By the time you read this Region III will be ready to enter its quarterfinals in Baton Rouge, but Region IV will just be getting the first games of the round robin started in Albuquerque, N.M., Region II will kick off on Saturday in Beavercreek, Ohio (a suburb of Dayton), and Region I will begin July 2in Barboursville, W.Va., home to Marshall University. If the event is nearby your hometown, then by all means take a day to see what your Region has to offer and what your own players can aspire to achieve. Schedules are on the various regional websites which can be accessed from http://championships.usyouthsoccer.org/2010_Play_Dates_Regional_and_National_Competitions.asp?. The events will cost you no more than a parking permit and you can then share in all the activities, booths, and viewing the competitions that Regionals offer.

I did check that my hotel has ESPN and ESPN2 so I will miss as little as possible of the World Cup action. But I have to admit that attending the Region II Championship to watch my son and his team play serves as a significant reason to miss a World Cup game!! While each age bracket begins with around 12 to 16 teams, only one will advance to the National Championships.
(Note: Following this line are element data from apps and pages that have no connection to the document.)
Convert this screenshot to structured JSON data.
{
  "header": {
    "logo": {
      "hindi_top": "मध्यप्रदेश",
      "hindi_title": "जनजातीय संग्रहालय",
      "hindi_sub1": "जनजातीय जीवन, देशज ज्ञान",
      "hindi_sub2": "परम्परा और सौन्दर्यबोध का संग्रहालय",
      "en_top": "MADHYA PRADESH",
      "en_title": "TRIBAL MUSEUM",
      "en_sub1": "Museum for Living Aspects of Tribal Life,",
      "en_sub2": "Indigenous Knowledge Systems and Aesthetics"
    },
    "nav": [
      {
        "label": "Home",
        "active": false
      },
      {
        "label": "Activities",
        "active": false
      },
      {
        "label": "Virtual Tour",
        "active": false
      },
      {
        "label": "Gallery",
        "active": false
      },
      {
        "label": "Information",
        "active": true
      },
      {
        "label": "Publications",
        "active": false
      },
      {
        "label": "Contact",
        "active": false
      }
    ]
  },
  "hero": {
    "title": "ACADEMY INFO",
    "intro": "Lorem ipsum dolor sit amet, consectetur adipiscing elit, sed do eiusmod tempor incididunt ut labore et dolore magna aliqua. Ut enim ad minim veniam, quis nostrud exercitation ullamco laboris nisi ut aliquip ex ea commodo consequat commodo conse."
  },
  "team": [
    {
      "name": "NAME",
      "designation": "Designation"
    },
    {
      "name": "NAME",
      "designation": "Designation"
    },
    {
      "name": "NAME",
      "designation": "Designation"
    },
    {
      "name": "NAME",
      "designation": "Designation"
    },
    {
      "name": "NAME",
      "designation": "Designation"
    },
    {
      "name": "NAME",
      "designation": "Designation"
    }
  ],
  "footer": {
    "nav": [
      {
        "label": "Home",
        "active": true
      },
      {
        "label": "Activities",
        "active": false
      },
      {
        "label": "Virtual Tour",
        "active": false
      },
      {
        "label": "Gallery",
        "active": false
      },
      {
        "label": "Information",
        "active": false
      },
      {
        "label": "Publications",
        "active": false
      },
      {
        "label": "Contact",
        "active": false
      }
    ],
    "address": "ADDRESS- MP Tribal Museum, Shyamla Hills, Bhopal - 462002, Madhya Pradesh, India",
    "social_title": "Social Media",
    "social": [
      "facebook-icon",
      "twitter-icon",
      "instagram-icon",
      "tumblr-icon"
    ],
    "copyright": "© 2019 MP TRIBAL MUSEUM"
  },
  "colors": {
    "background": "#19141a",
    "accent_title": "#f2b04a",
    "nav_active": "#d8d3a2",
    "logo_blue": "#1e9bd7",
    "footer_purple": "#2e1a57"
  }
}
So every game provides the heart-pounding repercussions that a World Cup team faces, only with your own children facing them. The oohs and ahhs that accompany every shot, every save, every pass, and every foul have far more electricity than your same investment in a World Cup game. Thank goodness it's only one game a day, unless you have two or more kids on different teams. There were two years where both boys competed, and I think I owe my grey hair to the stress of two games a day for those three days each year.
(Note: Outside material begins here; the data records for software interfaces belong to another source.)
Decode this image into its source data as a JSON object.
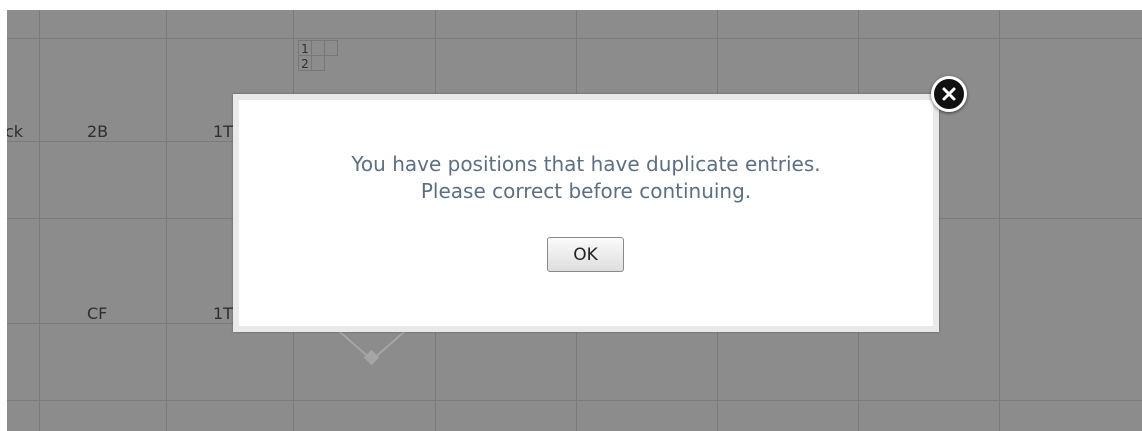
{
  "scorecard": {
    "rows": [
      {
        "player_fragment": "ck",
        "position": "2B",
        "result_fragment": "1T"
      },
      {
        "player_fragment": "",
        "position": "CF",
        "result_fragment": "1T"
      }
    ],
    "inning_numbers": [
      "1",
      "2"
    ]
  },
  "modal": {
    "message_line1": "You have positions that have duplicate entries.",
    "message_line2": "Please correct before continuing.",
    "ok_label": "OK",
    "close_icon": "close-icon"
  },
  "colors": {
    "overlay_gray": "#8c8c8c",
    "message_text": "#5b7085",
    "modal_border": "#e9e9e9"
  }
}
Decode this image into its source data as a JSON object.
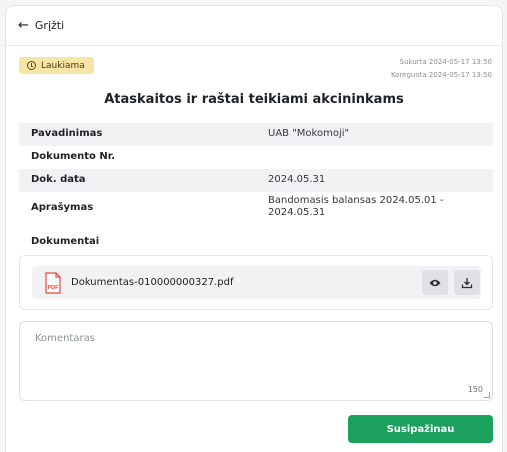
{
  "header": {
    "back_label": "Grįžti"
  },
  "status": {
    "label": "Laukiama",
    "color": "#f8e5a5"
  },
  "meta": {
    "created": "Sukurta 2024-05-17 13:50",
    "updated": "Koreguota 2024-05-17 13:50"
  },
  "title": "Ataskaitos ir raštai teikiami akcininkams",
  "fields": [
    {
      "label": "Pavadinimas",
      "value": "UAB \"Mokomoji\""
    },
    {
      "label": "Dokumento Nr.",
      "value": ""
    },
    {
      "label": "Dok. data",
      "value": "2024.05.31"
    },
    {
      "label": "Aprašymas",
      "value_line1": "Bandomasis balansas 2024.05.01 -",
      "value_line2": "2024.05.31"
    }
  ],
  "documents": {
    "label": "Dokumentai",
    "items": [
      {
        "icon_label": "PDF",
        "filename": "Dokumentas-010000000327.pdf",
        "view_icon": "eye-icon",
        "download_icon": "download-icon"
      }
    ]
  },
  "comment": {
    "placeholder": "Komentaras",
    "remaining": "150"
  },
  "actions": {
    "submit_label": "Susipažinau",
    "accent": "#1ba05e"
  }
}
I'll have a few more blogs this next week because I'll be at the Region II Championships, and I hope to pass on a bit of the flavor of the event. We'll be driving 400 miles to Dayton, which in and of itself could be a saga since we will be carpooling a number of boys and then I am half of the official chaperones. There will be hotels, trips to and from the fields, discovering things to do for 18 restless boys, and reconnecting with my old haunts in the Dayton area. I am an Ohio girl although I only lived there the first five years of my life. But nearly every relative on my father's side and a fair number on my mother's side filled out a significant percentage of the Ohio census forms. I used to say that you couldn't name a town in Ohio that didn't have one of my relatives living in it. That's less true now as I've gotten older, but I have relatives in some pretty out of the way hamlets as well as the cities. So I'm ready for another road trip. Bring it on!